▶ **Brief**
Would you return each entry exactly as written, omitting any pictures?

Data entries:
+--

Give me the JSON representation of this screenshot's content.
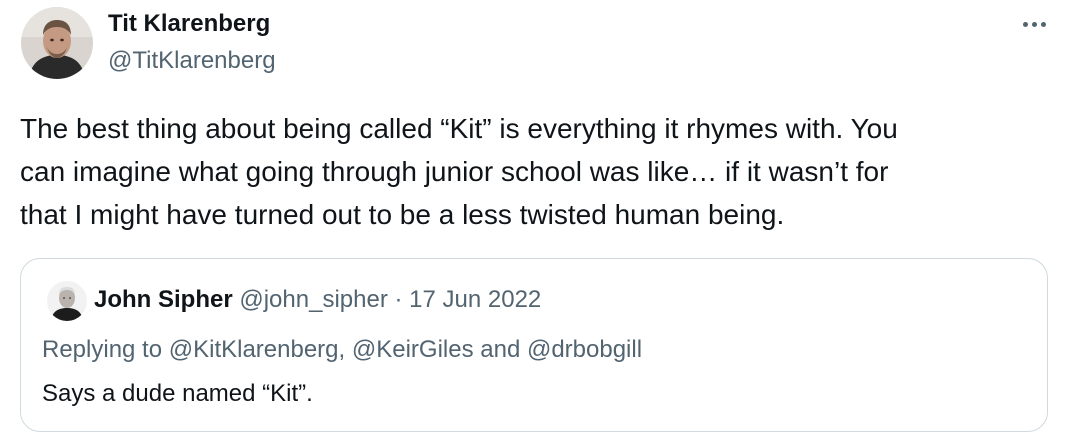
{
  "tweet": {
    "author": {
      "display_name": "Tit Klarenberg",
      "handle": "@TitKlarenberg",
      "avatar_icon": "user-avatar-photo"
    },
    "more_icon": "more-options-icon",
    "text_lines": [
      "The best thing about being called “Kit” is everything it rhymes with.  You",
      "can imagine what going through junior school was like… if it wasn’t for",
      "that I might have turned out to be a less twisted human being."
    ]
  },
  "quoted_tweet": {
    "author": {
      "display_name": "John Sipher",
      "handle": "@john_sipher",
      "avatar_icon": "user-avatar-photo"
    },
    "separator": "·",
    "date": "17 Jun 2022",
    "replying_to": "Replying to @KitKlarenberg, @KeirGiles and @drbobgill",
    "text": "Says a dude named “Kit”."
  },
  "colors": {
    "text_primary": "#0f1419",
    "text_secondary": "#536471",
    "border": "#cfd9de",
    "background": "#ffffff"
  }
}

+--

▶ **Task solution**
Give me the JSON representation of this screenshot's content.
{
  "tweet": {
    "author": {
      "display_name": "Tit Klarenberg",
      "handle": "@TitKlarenberg",
      "avatar_icon": "user-avatar-photo"
    },
    "more_icon": "more-options-icon",
    "text_lines": [
      "The best thing about being called “Kit” is everything it rhymes with.  You",
      "can imagine what going through junior school was like… if it wasn’t for",
      "that I might have turned out to be a less twisted human being."
    ]
  },
  "quoted_tweet": {
    "author": {
      "display_name": "John Sipher",
      "handle": "@john_sipher",
      "avatar_icon": "user-avatar-photo"
    },
    "separator": "·",
    "date": "17 Jun 2022",
    "replying_to": "Replying to @KitKlarenberg, @KeirGiles and @drbobgill",
    "text": "Says a dude named “Kit”."
  },
  "colors": {
    "text_primary": "#0f1419",
    "text_secondary": "#536471",
    "border": "#cfd9de",
    "background": "#ffffff"
  }
}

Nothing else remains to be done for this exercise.